When I was released from the hospital six years ago, I sued the government for my imprisonment because I was never actually sick. I was just a very lost and confused youth. The case has taken on a life of its own. I don’t have to pay for it. I don’t really care if I win or lose, but I have questioned whether it is right to sue. I trust Isvara will deliver a result that is good for everyone. With the help of the Bhagavad Gita I think it is right because of the adharmic way psychiatry treats and understands human beings.
It doesn’t seem right to prescribe psychotropic drugs, which are very detrimental to the body and mind, without right understanding, as they slow down the whole process of self-knowledge. They make the mind tamasic and rajasic, like a ping-pong ball that never is in peace. Psychiatry uses drugs that get the mind tamasic but they think it makes the mind sattvic because a seemingly “quiet” – but actually dull – patient is so much easier to deal with. So I am dedicated to the dissemination of self-knowledge, in psychiatry too, not for saving the world, but with an attitude of humility, self-confidence and love. I will take the result as prasad.
Now the hospital staff, at the behest of the director or the hospital, wants me to share more of my self. Is this part of the self-actualization process? Because I am clear about who I am and who I’m not, thanks to you, I made a sincere commitment to do what is important in life, to serve Isvara in the form of humanity. I never had much to do with others, but at times it will be great to have some people to share with.
Love is the glue that “makes” the world non-dual; everything arises and dies in me and I am the Love, the Awareness, that allows creation, sustenance and destruction in this universe. Without me, no universe, no world. My jiva can be very emotional when it experiences mercy, love, grace and joy.
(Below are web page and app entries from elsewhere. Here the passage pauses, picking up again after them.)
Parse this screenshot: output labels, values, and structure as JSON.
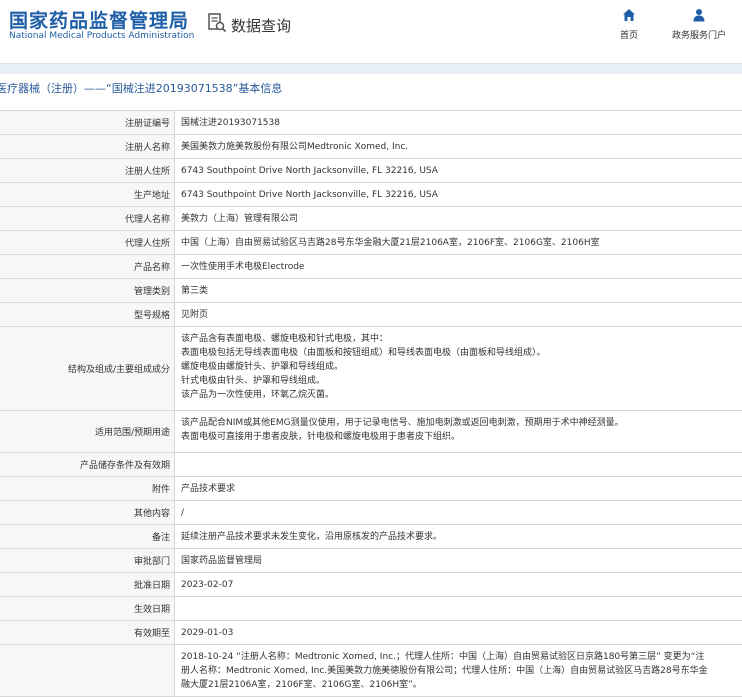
{
  "header": {
    "logo_cn": "国家药品监督管理局",
    "logo_en": "National Medical Products Administration",
    "data_query": "数据查询",
    "nav_home": "首页",
    "nav_portal": "政务服务门户"
  },
  "page_title": "医疗器械（注册）——“国械注进20193071538”基本信息",
  "rows": [
    {
      "label": "注册证编号",
      "value": "国械注进20193071538"
    },
    {
      "label": "注册人名称",
      "value": "美国美敦力施美敦股份有限公司Medtronic Xomed, Inc."
    },
    {
      "label": "注册人住所",
      "value": "6743 Southpoint Drive North Jacksonville, FL 32216, USA"
    },
    {
      "label": "生产地址",
      "value": "6743 Southpoint Drive North Jacksonville, FL 32216, USA"
    },
    {
      "label": "代理人名称",
      "value": "美敦力（上海）管理有限公司"
    },
    {
      "label": "代理人住所",
      "value": "中国（上海）自由贸易试验区马吉路28号东华金融大厦21层2106A室，2106F室、2106G室、2106H室"
    },
    {
      "label": "产品名称",
      "value": "一次性使用手术电极Electrode"
    },
    {
      "label": "管理类别",
      "value": "第三类"
    },
    {
      "label": "型号规格",
      "value": "见附页"
    },
    {
      "label": "结构及组成/主要组成成分",
      "lines": [
        "该产品含有表面电极、螺旋电极和针式电极，其中：",
        "表面电极包括无导线表面电极（由面板和按钮组成）和导线表面电极（由面板和导线组成）。",
        "螺旋电极由螺旋针头、护罩和导线组成。",
        "针式电极由针头、护罩和导线组成。",
        "该产品为一次性使用，环氧乙烷灭菌。"
      ]
    },
    {
      "label": "适用范围/预期用途",
      "lines": [
        "该产品配合NIM或其他EMG测量仪使用，用于记录电信号、施加电刺激或返回电刺激，预期用于术中神经测量。",
        "表面电极可直接用于患者皮肤，针电极和螺旋电极用于患者皮下组织。"
      ]
    },
    {
      "label": "产品储存条件及有效期",
      "value": ""
    },
    {
      "label": "附件",
      "value": "产品技术要求"
    },
    {
      "label": "其他内容",
      "value": "/"
    },
    {
      "label": "备注",
      "value": "延续注册产品技术要求未发生变化，沿用原核发的产品技术要求。"
    },
    {
      "label": "审批部门",
      "value": "国家药品监督管理局"
    },
    {
      "label": "批准日期",
      "value": "2023-02-07"
    },
    {
      "label": "生效日期",
      "value": ""
    },
    {
      "label": "有效期至",
      "value": "2029-01-03"
    },
    {
      "label": "",
      "lines": [
        "2018-10-24 “注册人名称：Medtronic Xomed, Inc.；代理人住所：中国（上海）自由贸易试验区日京路180号第三层” 变更为“注",
        "册人名称：Medtronic Xomed, Inc.美国美敦力施美德股份有限公司；代理人住所：中国（上海）自由贸易试验区马吉路28号东华金",
        "融大厦21层2106A室，2106F室、2106G室、2106H室”。"
      ]
    }
  ]
}
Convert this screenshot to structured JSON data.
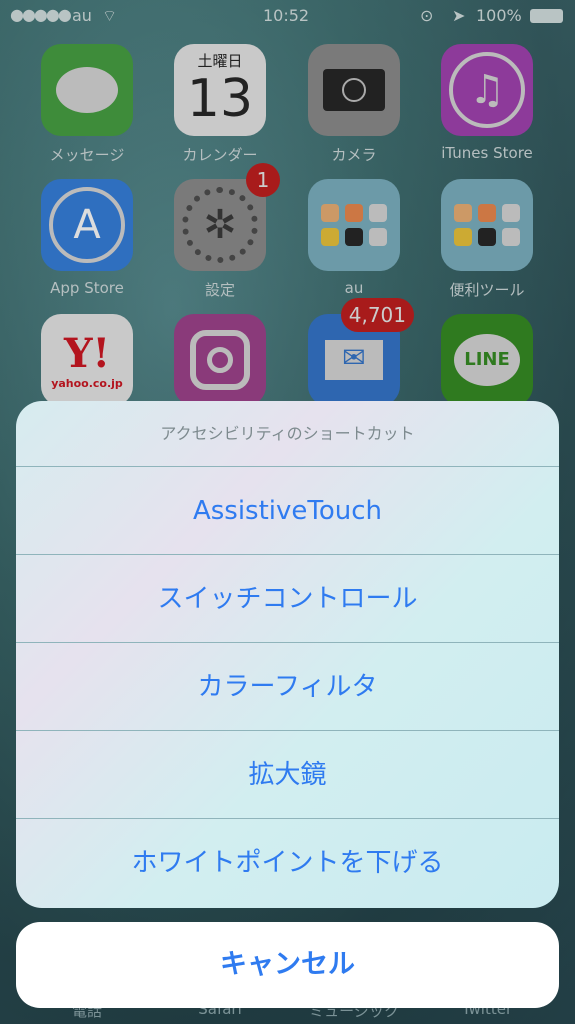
{
  "status": {
    "carrier": "au",
    "time": "10:52",
    "battery": "100%",
    "signal_dots": 5
  },
  "apps": [
    {
      "label": "メッセージ",
      "icon": "messages-icon",
      "color": "#3e8c3a"
    },
    {
      "label": "カレンダー",
      "icon": "calendar-icon",
      "weekday": "土曜日",
      "day": "13",
      "color": "#c9c9c9"
    },
    {
      "label": "カメラ",
      "icon": "camera-icon",
      "color": "#7a7a7a"
    },
    {
      "label": "iTunes Store",
      "icon": "itunes-icon",
      "color": "#8d3a9a"
    },
    {
      "label": "App Store",
      "icon": "app-store-icon",
      "color": "#2f6fbf"
    },
    {
      "label": "設定",
      "icon": "settings-icon",
      "badge": "1",
      "color": "#7a7a7a"
    },
    {
      "label": "au",
      "icon": "folder-icon",
      "color": "#6c9aa8"
    },
    {
      "label": "便利ツール",
      "icon": "folder-icon",
      "color": "#6c9aa8"
    },
    {
      "label": "",
      "icon": "yahoo-icon",
      "logo": "Y!",
      "sub": "yahoo.co.jp",
      "color": "#c9c9c9"
    },
    {
      "label": "",
      "icon": "instagram-icon",
      "color": "#8a3a7a"
    },
    {
      "label": "",
      "icon": "mail-icon",
      "badge": "4,701",
      "color": "#2e66b0"
    },
    {
      "label": "",
      "icon": "line-icon",
      "logo": "LINE",
      "color": "#2f7a1f"
    }
  ],
  "dock": [
    "電話",
    "Safari",
    "ミュージック",
    "Twitter"
  ],
  "sheet": {
    "title": "アクセシビリティのショートカット",
    "options": [
      "AssistiveTouch",
      "スイッチコントロール",
      "カラーフィルタ",
      "拡大鏡",
      "ホワイトポイントを下げる"
    ],
    "cancel": "キャンセル",
    "accent": "#2f7bf0"
  }
}
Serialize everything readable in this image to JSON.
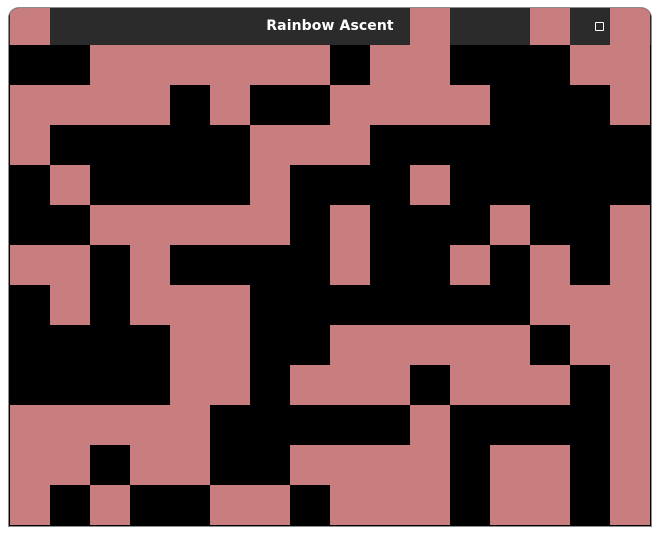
{
  "window": {
    "title": "Rainbow Ascent"
  },
  "controls": {
    "minimize_icon": "minimize-icon",
    "maximize_icon": "maximize-icon",
    "close_icon": "close-icon"
  },
  "colors": {
    "titlebar": "#2b2b2b",
    "title_text": "#ffffff",
    "close_button": "#e9541f",
    "wall": "#c87e7e",
    "background": "#000000"
  },
  "board": {
    "rows": [
      "1000000000100101",
      "0011111101100011",
      "1111010011110001",
      "1000001110000000",
      "0100001000100000",
      "0011111010001001",
      "1101000010010101",
      "0101110000000111",
      "0000110011111011",
      "0000110111011101",
      "1111100000100001",
      "1101100111101101",
      "1010011011101101"
    ]
  }
}
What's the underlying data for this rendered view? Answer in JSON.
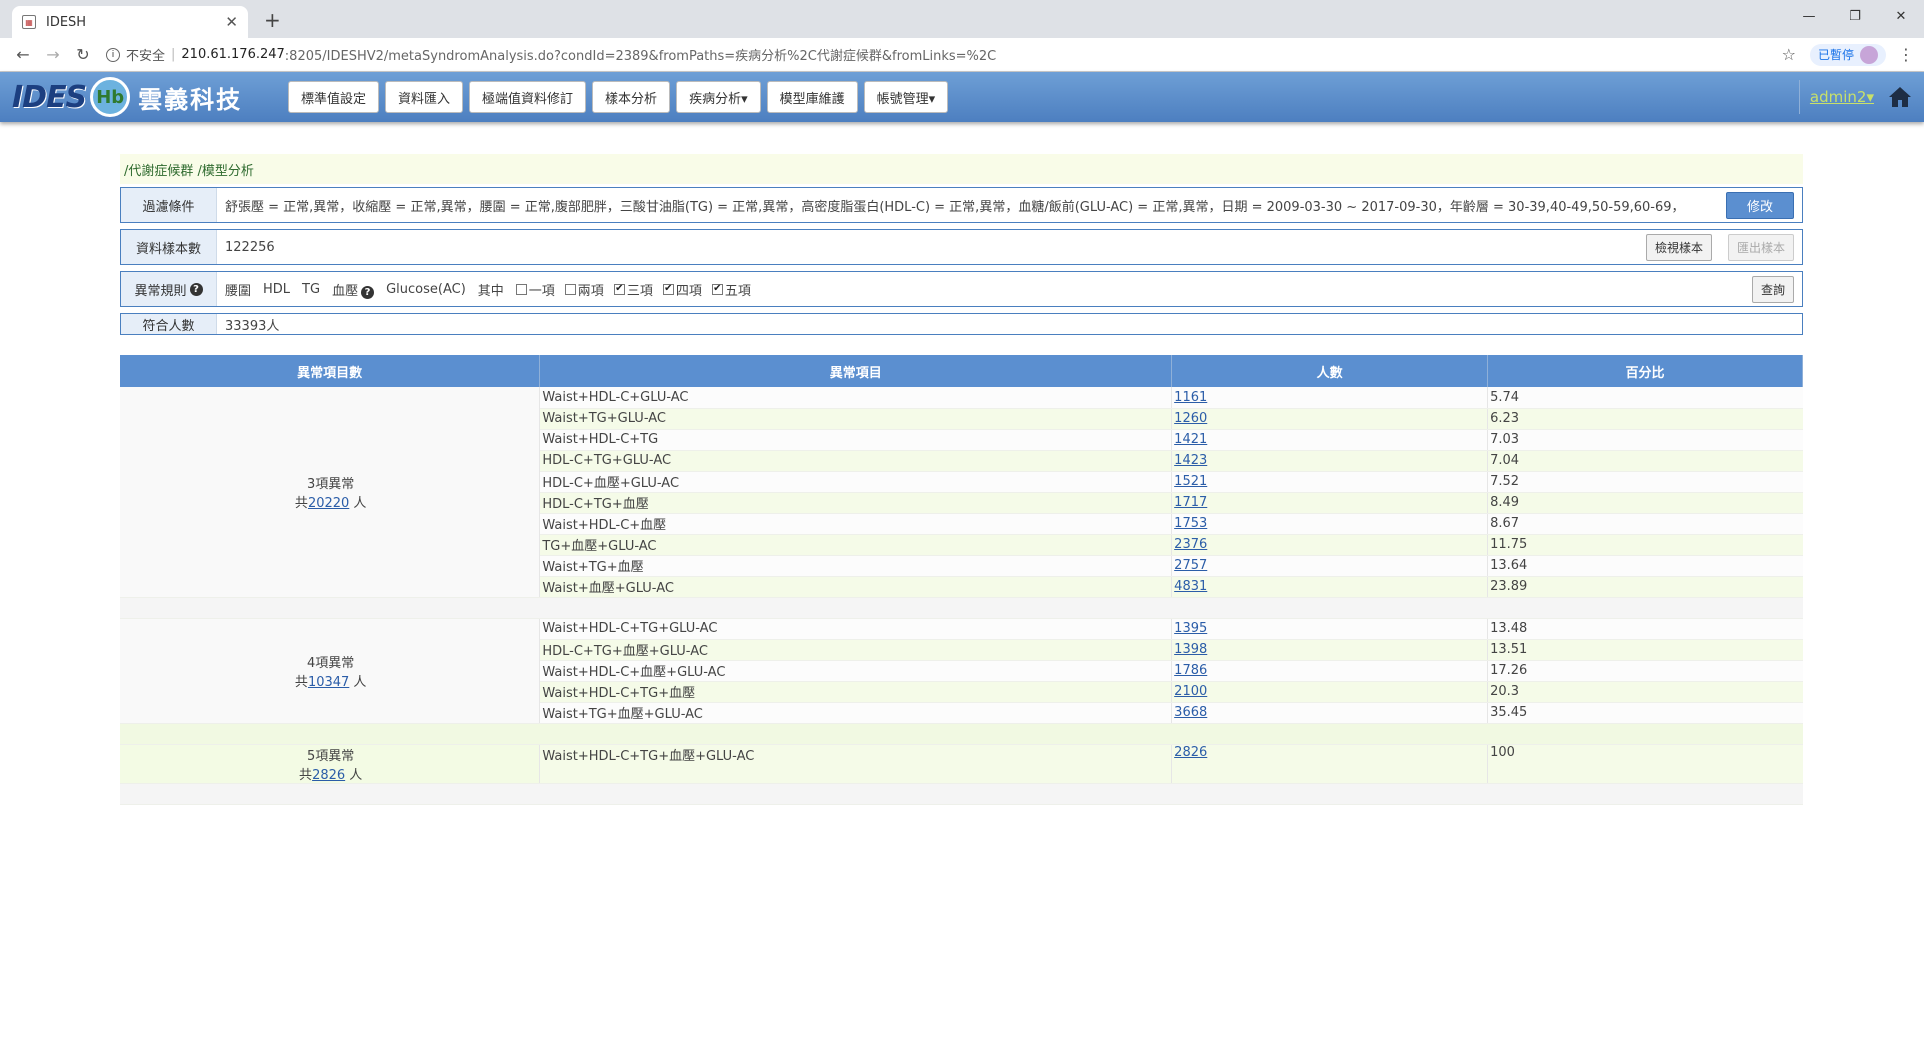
{
  "browser": {
    "tab_title": "IDESH",
    "new_tab": "+",
    "insecure": "不安全",
    "url_host": "210.61.176.247",
    "url_rest": ":8205/IDESHV2/metaSyndromAnalysis.do?condId=2389&fromPaths=疾病分析%2C代謝症候群&fromLinks=%2C",
    "paused": "已暫停"
  },
  "app": {
    "logo_text": "IDES",
    "logo_badge": "Hb",
    "company": "雲義科技",
    "nav": [
      "標準值設定",
      "資料匯入",
      "極端值資料修訂",
      "樣本分析",
      "疾病分析▾",
      "模型庫維護",
      "帳號管理▾"
    ],
    "user": "admin2▾"
  },
  "breadcrumb": "/代謝症候群 /模型分析",
  "filter": {
    "label": "過濾條件",
    "value": "舒張壓 = 正常,異常，收縮壓 = 正常,異常，腰圍 = 正常,腹部肥胖，三酸甘油脂(TG) = 正常,異常，高密度脂蛋白(HDL-C) = 正常,異常，血糖/飯前(GLU-AC) = 正常,異常，日期 = 2009-03-30 ~ 2017-09-30，年齡層 = 30-39,40-49,50-59,60-69，",
    "edit_btn": "修改"
  },
  "samples": {
    "label": "資料樣本數",
    "value": "122256",
    "view_btn": "檢視樣本",
    "export_btn": "匯出樣本"
  },
  "rules": {
    "label": "異常規則",
    "items": [
      "腰圍",
      "HDL",
      "TG",
      "血壓",
      "Glucose(AC)"
    ],
    "among": "其中",
    "checks": [
      {
        "label": "一項",
        "checked": false
      },
      {
        "label": "兩項",
        "checked": false
      },
      {
        "label": "三項",
        "checked": true
      },
      {
        "label": "四項",
        "checked": true
      },
      {
        "label": "五項",
        "checked": true
      }
    ],
    "query_btn": "查詢"
  },
  "match": {
    "label": "符合人數",
    "value": "33393人"
  },
  "table": {
    "headers": [
      "異常項目數",
      "異常項目",
      "人數",
      "百分比"
    ],
    "groups": [
      {
        "title": "3項異常",
        "total_prefix": "共",
        "total": "20220",
        "total_suffix": " 人",
        "rows": [
          {
            "item": "Waist+HDL-C+GLU-AC",
            "count": "1161",
            "pct": "5.74"
          },
          {
            "item": "Waist+TG+GLU-AC",
            "count": "1260",
            "pct": "6.23"
          },
          {
            "item": "Waist+HDL-C+TG",
            "count": "1421",
            "pct": "7.03"
          },
          {
            "item": "HDL-C+TG+GLU-AC",
            "count": "1423",
            "pct": "7.04"
          },
          {
            "item": "HDL-C+血壓+GLU-AC",
            "count": "1521",
            "pct": "7.52"
          },
          {
            "item": "HDL-C+TG+血壓",
            "count": "1717",
            "pct": "8.49"
          },
          {
            "item": "Waist+HDL-C+血壓",
            "count": "1753",
            "pct": "8.67"
          },
          {
            "item": "TG+血壓+GLU-AC",
            "count": "2376",
            "pct": "11.75"
          },
          {
            "item": "Waist+TG+血壓",
            "count": "2757",
            "pct": "13.64"
          },
          {
            "item": "Waist+血壓+GLU-AC",
            "count": "4831",
            "pct": "23.89"
          }
        ]
      },
      {
        "title": "4項異常",
        "total_prefix": "共",
        "total": "10347",
        "total_suffix": " 人",
        "rows": [
          {
            "item": "Waist+HDL-C+TG+GLU-AC",
            "count": "1395",
            "pct": "13.48"
          },
          {
            "item": "HDL-C+TG+血壓+GLU-AC",
            "count": "1398",
            "pct": "13.51"
          },
          {
            "item": "Waist+HDL-C+血壓+GLU-AC",
            "count": "1786",
            "pct": "17.26"
          },
          {
            "item": "Waist+HDL-C+TG+血壓",
            "count": "2100",
            "pct": "20.3"
          },
          {
            "item": "Waist+TG+血壓+GLU-AC",
            "count": "3668",
            "pct": "35.45"
          }
        ]
      },
      {
        "title": "5項異常",
        "total_prefix": "共",
        "total": "2826",
        "total_suffix": " 人",
        "rows": [
          {
            "item": "Waist+HDL-C+TG+血壓+GLU-AC",
            "count": "2826",
            "pct": "100"
          }
        ]
      }
    ]
  }
}
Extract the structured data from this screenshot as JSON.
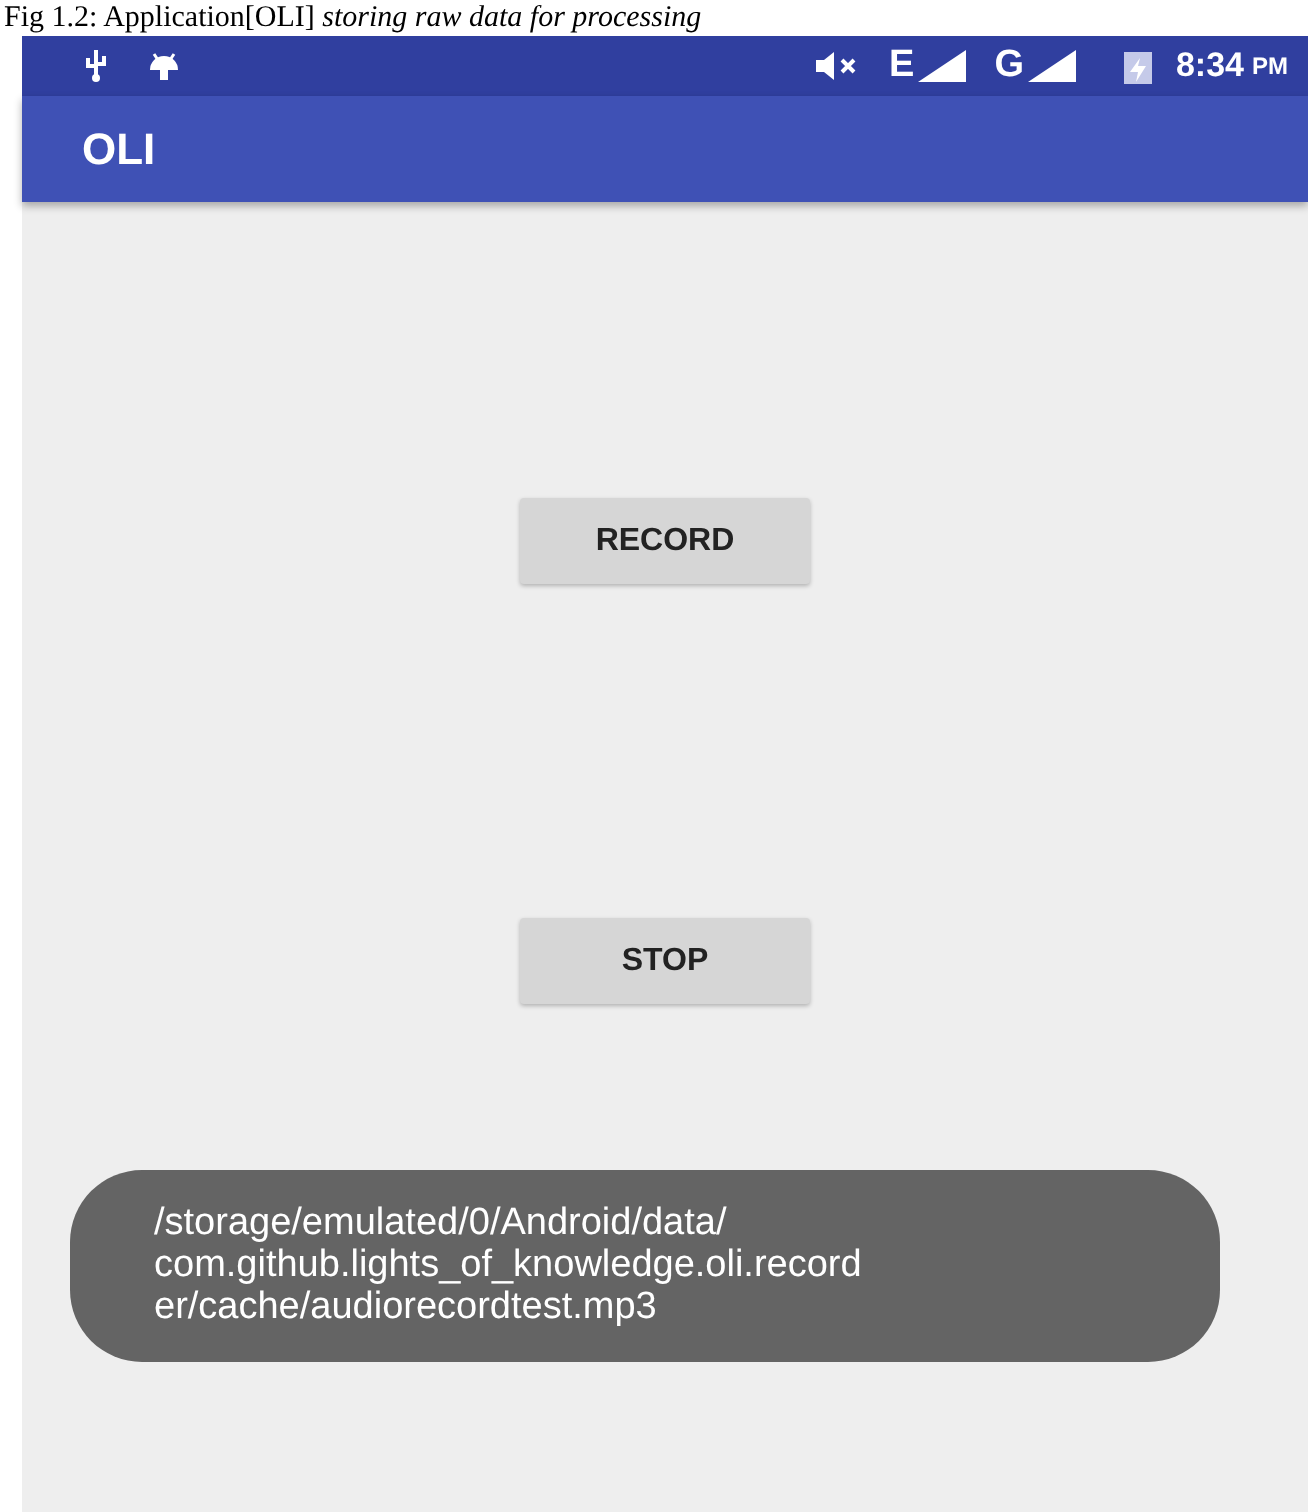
{
  "caption": "Fig 1.2: Application[OLI] *storing raw data for processing*",
  "status_bar": {
    "network_1": "E",
    "network_2": "G",
    "time": "8:34",
    "time_suffix": "PM"
  },
  "app_bar": {
    "title": "OLI"
  },
  "buttons": [
    {
      "label": "RECORD"
    },
    {
      "label": "STOP"
    }
  ],
  "toast": {
    "text": "/storage/emulated/0/Android/data/\ncom.github.lights_of_knowledge.oli.record\ner/cache/audiorecordtest.mp3"
  }
}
Sometimes people want me to share my patient history – and I can share a little bit of it – but I say no. It is dramatic, full of pain and weird things that just pollute people’s minds. It is trendy now to share these weird psychological experiences to help psychiatry learn to do things in a better way. But I have forgotten most of my story now, so it is difficult to share. And I see it as a blessing, so there is nothing weird about it.
I have been blessed with a great ease of communication, but I am interested in communicating words of knowledge, not just personal stories and meanings. For the personal side, I paint and sing.
But I can share what I learned from my life, which is what Vedanta is all about. Vedanta is so natural and easy for me to understand. With constant practice it has become a lifestyle and doesn’t require effort anymore.
Could you please tell me as far as possible if my attitude, understanding and qualifications are in accord with the teaching? And could you please help me to get it more clarity if you see some shaky understandings or formulations?
Thank you so much to both of you for taking time to read these words. Your guidance is always appreciated. For me, both of You are the perfect symbol of what the Self is. And Vedanta is my Guru. I am my own Guru – with a little help from you until my understanding is clear as still water reflecting the Truth.